related to: arts, culture, children, disabled, education, environment, families, health care, homelessness, hunger, seniors.
The SECC is the umbrella agency for more than a thousand charitable organizations that provide a variety of assistance locally, nationally, and internationally. The SECC makes it easy for all of us to donate to the charitable causes that are meaningful to us.
Last year, the generous employees of the State of Michigan gave a total of $1.5 million, and the State Employees Charitable Campaign has raised close to $44 million since its inception.
For a complete listing of kick-off activities, FAQ‘s, participating
umbrella organizations and member agencies, and 25-word description of each charities mission and contact information, you are encouraged to visit www.misecc.org. For questions and inquiries directly related to DELEG feel free to contact Nicole Sunstrum, our 2010 department coordinator, at email@example.com.
On the Move
MIOSHA Construction Safety Officer DeWayne Cord Retires
DeWayne Cord, senior safety officer in the Construction Safety and Health Division of MIOSHA, retired July 30, 2010 after 16 years. Dewayne‘s work area was in southwest Michigan where he worked
diligently to protect workers on construction jobsites.
Prior to his tenure with MIOSHA, DeWayne was a cement mason and also
stthserved 14 months in Vietnam with the 1 Signal Brigade of the 25
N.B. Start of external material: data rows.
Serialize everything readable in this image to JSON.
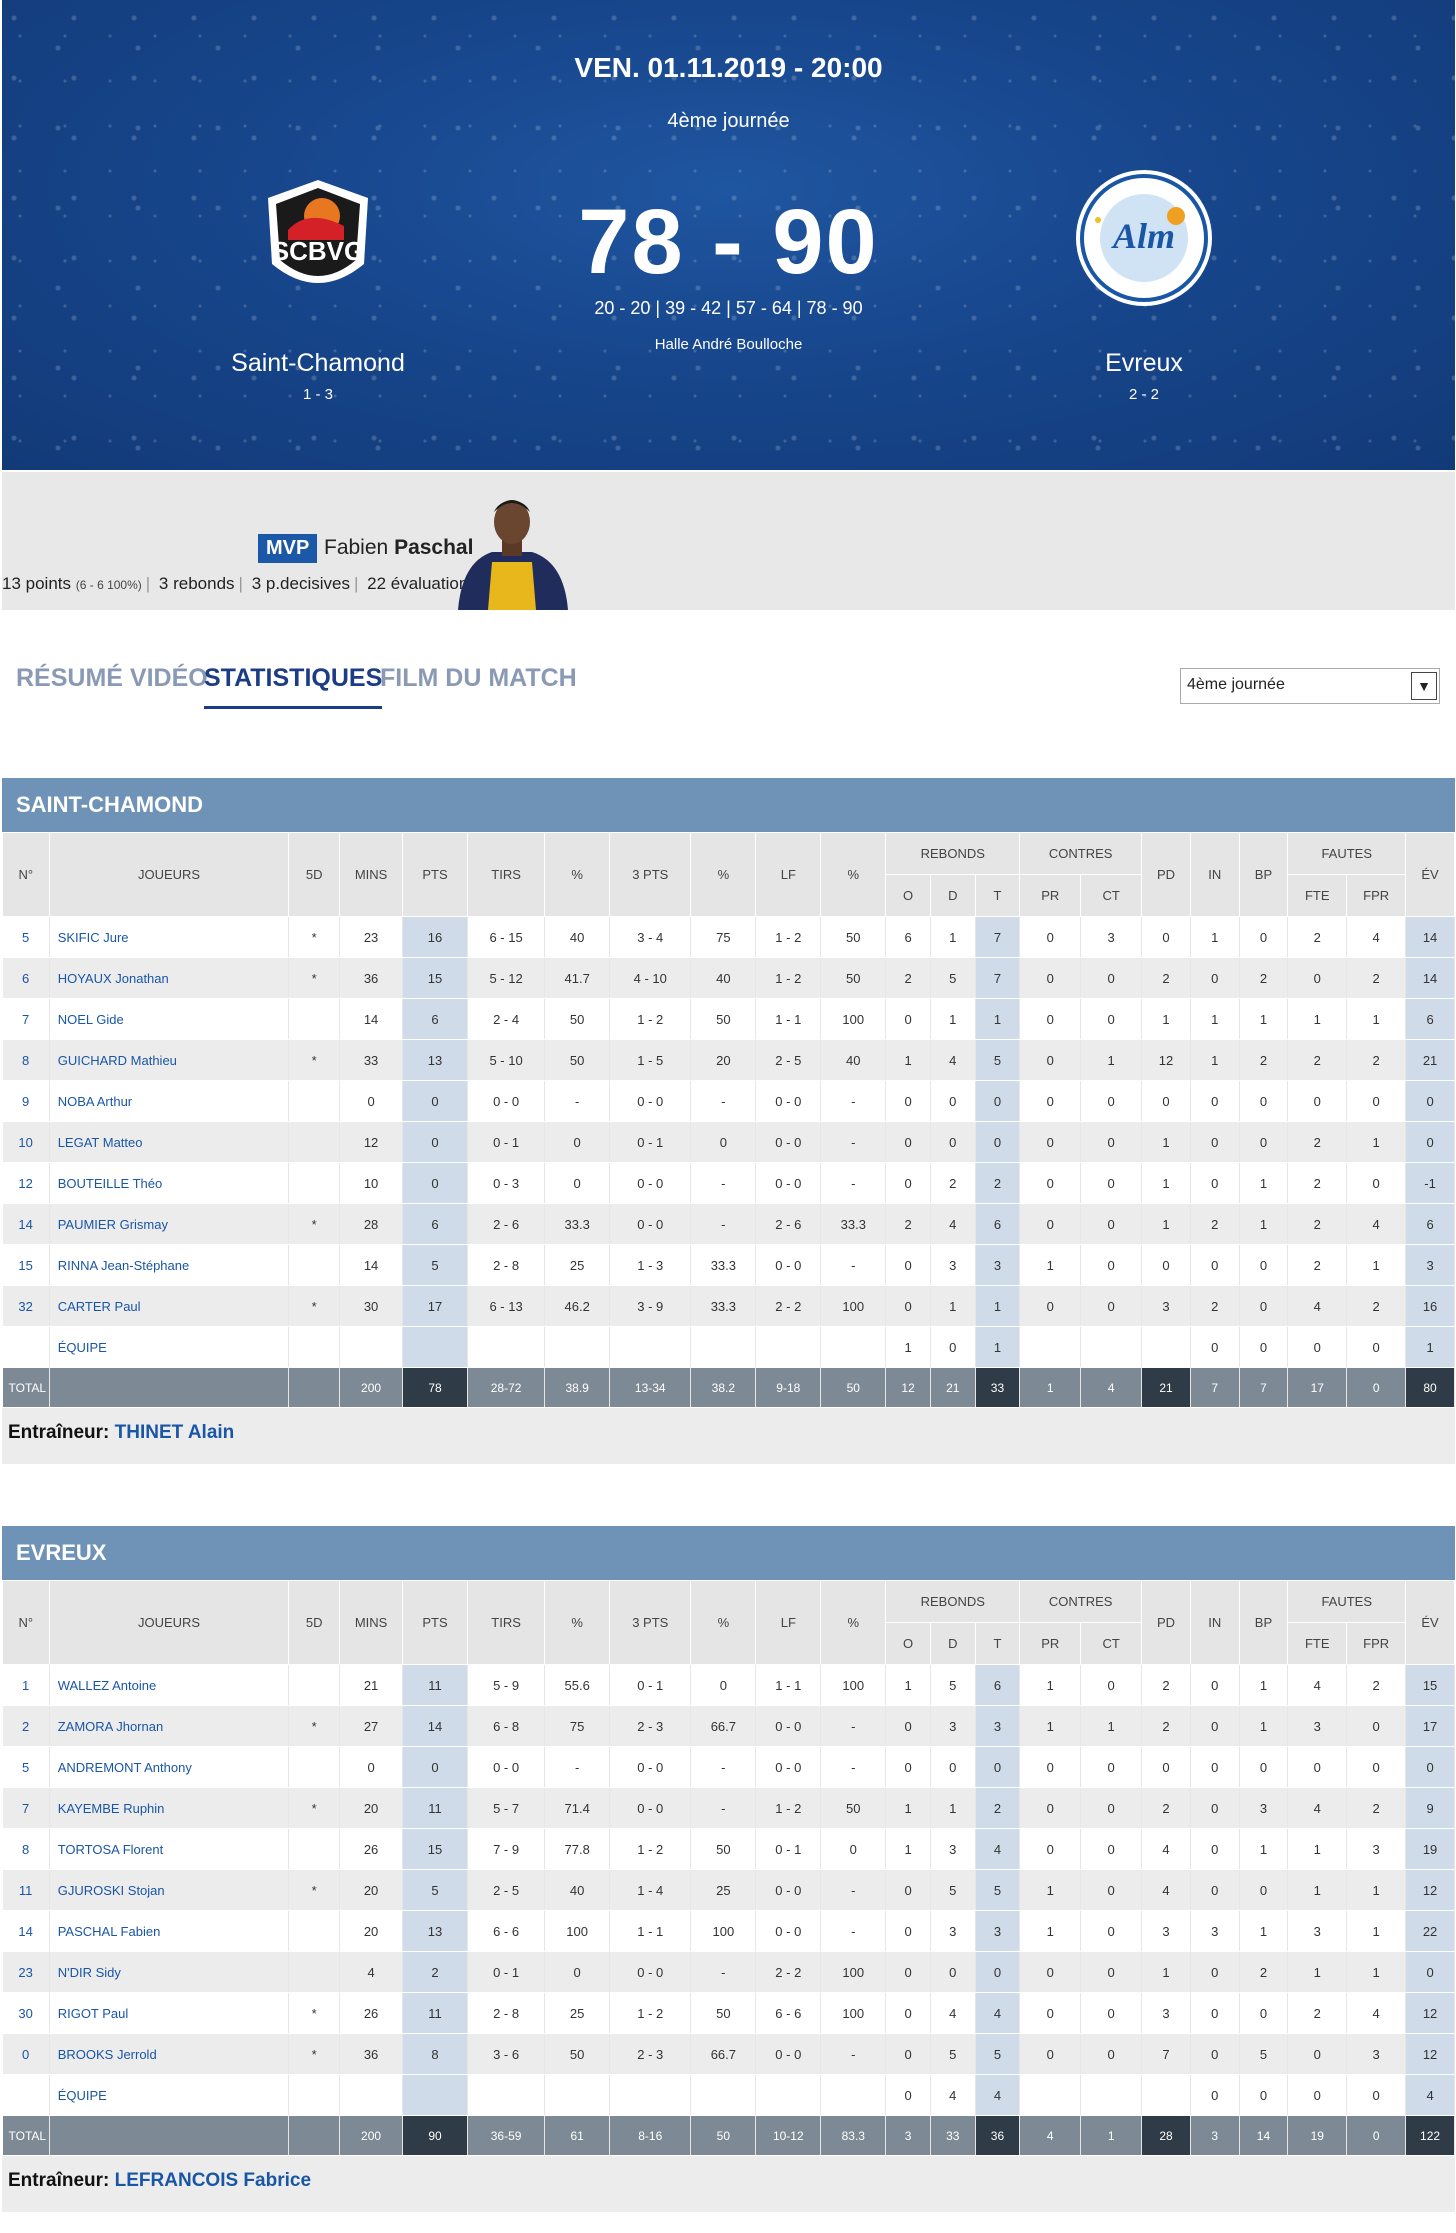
{
  "match": {
    "date": "VEN. 01.11.2019 - 20:00",
    "round": "4ème journée",
    "score": "78 - 90",
    "quarters": "20 - 20 | 39 - 42 | 57 - 64 | 78 - 90",
    "arena": "Halle André Boulloche"
  },
  "home": {
    "name": "Saint-Chamond",
    "record": "1 - 3",
    "logo_text": "SCBVG"
  },
  "away": {
    "name": "Evreux",
    "record": "2 - 2",
    "logo_text": "Alm"
  },
  "mvp": {
    "tag": "MVP",
    "first": "Fabien",
    "last": "Paschal",
    "points": "13 points",
    "shooting": "(6 - 6 100%)",
    "rebounds": "3 rebonds",
    "assists": "3 p.decisives",
    "eval": "22 évaluation"
  },
  "tabs": [
    "RÉSUMÉ VIDÉO",
    "STATISTIQUES",
    "FILM DU MATCH"
  ],
  "round_select": "4ème journée",
  "columns": {
    "top": [
      "N°",
      "JOUEURS",
      "5D",
      "MINS",
      "PTS",
      "TIRS",
      "%",
      "3 PTS",
      "%",
      "LF",
      "%",
      "REBONDS",
      "CONTRES",
      "PD",
      "IN",
      "BP",
      "FAUTES",
      "ÉV"
    ],
    "sub": [
      "O",
      "D",
      "T",
      "PR",
      "CT",
      "FTE",
      "FPR"
    ]
  },
  "teams": [
    {
      "title": "SAINT-CHAMOND",
      "coach_label": "Entraîneur:",
      "coach": "THINET Alain",
      "rows": [
        [
          "5",
          "SKIFIC Jure",
          "*",
          "23",
          "16",
          "6 - 15",
          "40",
          "3 - 4",
          "75",
          "1 - 2",
          "50",
          "6",
          "1",
          "7",
          "0",
          "3",
          "0",
          "1",
          "0",
          "2",
          "4",
          "14"
        ],
        [
          "6",
          "HOYAUX Jonathan",
          "*",
          "36",
          "15",
          "5 - 12",
          "41.7",
          "4 - 10",
          "40",
          "1 - 2",
          "50",
          "2",
          "5",
          "7",
          "0",
          "0",
          "2",
          "0",
          "2",
          "0",
          "2",
          "14"
        ],
        [
          "7",
          "NOEL Gide",
          "",
          "14",
          "6",
          "2 - 4",
          "50",
          "1 - 2",
          "50",
          "1 - 1",
          "100",
          "0",
          "1",
          "1",
          "0",
          "0",
          "1",
          "1",
          "1",
          "1",
          "1",
          "6"
        ],
        [
          "8",
          "GUICHARD Mathieu",
          "*",
          "33",
          "13",
          "5 - 10",
          "50",
          "1 - 5",
          "20",
          "2 - 5",
          "40",
          "1",
          "4",
          "5",
          "0",
          "1",
          "12",
          "1",
          "2",
          "2",
          "2",
          "21"
        ],
        [
          "9",
          "NOBA Arthur",
          "",
          "0",
          "0",
          "0 - 0",
          "-",
          "0 - 0",
          "-",
          "0 - 0",
          "-",
          "0",
          "0",
          "0",
          "0",
          "0",
          "0",
          "0",
          "0",
          "0",
          "0",
          "0"
        ],
        [
          "10",
          "LEGAT Matteo",
          "",
          "12",
          "0",
          "0 - 1",
          "0",
          "0 - 1",
          "0",
          "0 - 0",
          "-",
          "0",
          "0",
          "0",
          "0",
          "0",
          "1",
          "0",
          "0",
          "2",
          "1",
          "0"
        ],
        [
          "12",
          "BOUTEILLE Théo",
          "",
          "10",
          "0",
          "0 - 3",
          "0",
          "0 - 0",
          "-",
          "0 - 0",
          "-",
          "0",
          "2",
          "2",
          "0",
          "0",
          "1",
          "0",
          "1",
          "2",
          "0",
          "-1"
        ],
        [
          "14",
          "PAUMIER Grismay",
          "*",
          "28",
          "6",
          "2 - 6",
          "33.3",
          "0 - 0",
          "-",
          "2 - 6",
          "33.3",
          "2",
          "4",
          "6",
          "0",
          "0",
          "1",
          "2",
          "1",
          "2",
          "4",
          "6"
        ],
        [
          "15",
          "RINNA Jean-Stéphane",
          "",
          "14",
          "5",
          "2 - 8",
          "25",
          "1 - 3",
          "33.3",
          "0 - 0",
          "-",
          "0",
          "3",
          "3",
          "1",
          "0",
          "0",
          "0",
          "0",
          "2",
          "1",
          "3"
        ],
        [
          "32",
          "CARTER Paul",
          "*",
          "30",
          "17",
          "6 - 13",
          "46.2",
          "3 - 9",
          "33.3",
          "2 - 2",
          "100",
          "0",
          "1",
          "1",
          "0",
          "0",
          "3",
          "2",
          "0",
          "4",
          "2",
          "16"
        ],
        [
          "",
          "ÉQUIPE",
          "",
          "",
          "",
          "",
          "",
          "",
          "",
          "",
          "",
          "1",
          "0",
          "1",
          "",
          "",
          "",
          "0",
          "0",
          "0",
          "0",
          "1"
        ]
      ],
      "total": [
        "TOTAL",
        "",
        "",
        "200",
        "78",
        "28-72",
        "38.9",
        "13-34",
        "38.2",
        "9-18",
        "50",
        "12",
        "21",
        "33",
        "1",
        "4",
        "21",
        "7",
        "7",
        "17",
        "0",
        "80"
      ]
    },
    {
      "title": "EVREUX",
      "coach_label": "Entraîneur:",
      "coach": "LEFRANCOIS Fabrice",
      "rows": [
        [
          "1",
          "WALLEZ Antoine",
          "",
          "21",
          "11",
          "5 - 9",
          "55.6",
          "0 - 1",
          "0",
          "1 - 1",
          "100",
          "1",
          "5",
          "6",
          "1",
          "0",
          "2",
          "0",
          "1",
          "4",
          "2",
          "15"
        ],
        [
          "2",
          "ZAMORA Jhornan",
          "*",
          "27",
          "14",
          "6 - 8",
          "75",
          "2 - 3",
          "66.7",
          "0 - 0",
          "-",
          "0",
          "3",
          "3",
          "1",
          "1",
          "2",
          "0",
          "1",
          "3",
          "0",
          "17"
        ],
        [
          "5",
          "ANDREMONT Anthony",
          "",
          "0",
          "0",
          "0 - 0",
          "-",
          "0 - 0",
          "-",
          "0 - 0",
          "-",
          "0",
          "0",
          "0",
          "0",
          "0",
          "0",
          "0",
          "0",
          "0",
          "0",
          "0"
        ],
        [
          "7",
          "KAYEMBE Ruphin",
          "*",
          "20",
          "11",
          "5 - 7",
          "71.4",
          "0 - 0",
          "-",
          "1 - 2",
          "50",
          "1",
          "1",
          "2",
          "0",
          "0",
          "2",
          "0",
          "3",
          "4",
          "2",
          "9"
        ],
        [
          "8",
          "TORTOSA Florent",
          "",
          "26",
          "15",
          "7 - 9",
          "77.8",
          "1 - 2",
          "50",
          "0 - 1",
          "0",
          "1",
          "3",
          "4",
          "0",
          "0",
          "4",
          "0",
          "1",
          "1",
          "3",
          "19"
        ],
        [
          "11",
          "GJUROSKI Stojan",
          "*",
          "20",
          "5",
          "2 - 5",
          "40",
          "1 - 4",
          "25",
          "0 - 0",
          "-",
          "0",
          "5",
          "5",
          "1",
          "0",
          "4",
          "0",
          "0",
          "1",
          "1",
          "12"
        ],
        [
          "14",
          "PASCHAL Fabien",
          "",
          "20",
          "13",
          "6 - 6",
          "100",
          "1 - 1",
          "100",
          "0 - 0",
          "-",
          "0",
          "3",
          "3",
          "1",
          "0",
          "3",
          "3",
          "1",
          "3",
          "1",
          "22"
        ],
        [
          "23",
          "N'DIR Sidy",
          "",
          "4",
          "2",
          "0 - 1",
          "0",
          "0 - 0",
          "-",
          "2 - 2",
          "100",
          "0",
          "0",
          "0",
          "0",
          "0",
          "1",
          "0",
          "2",
          "1",
          "1",
          "0"
        ],
        [
          "30",
          "RIGOT Paul",
          "*",
          "26",
          "11",
          "2 - 8",
          "25",
          "1 - 2",
          "50",
          "6 - 6",
          "100",
          "0",
          "4",
          "4",
          "0",
          "0",
          "3",
          "0",
          "0",
          "2",
          "4",
          "12"
        ],
        [
          "0",
          "BROOKS Jerrold",
          "*",
          "36",
          "8",
          "3 - 6",
          "50",
          "2 - 3",
          "66.7",
          "0 - 0",
          "-",
          "0",
          "5",
          "5",
          "0",
          "0",
          "7",
          "0",
          "5",
          "0",
          "3",
          "12"
        ],
        [
          "",
          "ÉQUIPE",
          "",
          "",
          "",
          "",
          "",
          "",
          "",
          "",
          "",
          "0",
          "4",
          "4",
          "",
          "",
          "",
          "0",
          "0",
          "0",
          "0",
          "4"
        ]
      ],
      "total": [
        "TOTAL",
        "",
        "",
        "200",
        "90",
        "36-59",
        "61",
        "8-16",
        "50",
        "10-12",
        "83.3",
        "3",
        "33",
        "36",
        "4",
        "1",
        "28",
        "3",
        "14",
        "19",
        "0",
        "122"
      ]
    }
  ],
  "colors": {
    "hero": "#17468c",
    "accent": "#1a56a6",
    "team_bar": "#6f93b6",
    "total_bar": "#7d8a96",
    "total_dark": "#2f3b47"
  }
}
Dewayne bought a new pickup truck and travel trailer just before he retired and is now enjoying his retirement traveling, camping, and kayaking with his wife and family.
Photo cutline: MIOSHA Deputy Director Martha Yoder presents commendation letters to DeWayne Cord at his retirement party. The map in the background shows all the places he and his wife want to visit during his retirement.
UIA‘s ―Soup Lady‖ Retires
You haven‘t seen her on the cooking channels or read her best selling cookbook yet. But maybe, just maybe, in the near future you will have the delectable pleasure of eating some of the best soup this side of the Mississippi, created by the Unemployment Insurance Agency‘s own Carley Raleigh.
Carley has been a manager with UIA since 2002 and was affectionately known as the ―soup lady‖ at the Saginaw RICC. Unlike her more famous counterparts, Carley has created her famous chicken tortilla, stuffed pepper and potato soup under the watchful eyes and hungry bellies of her co-workers in the RICC lunchroom.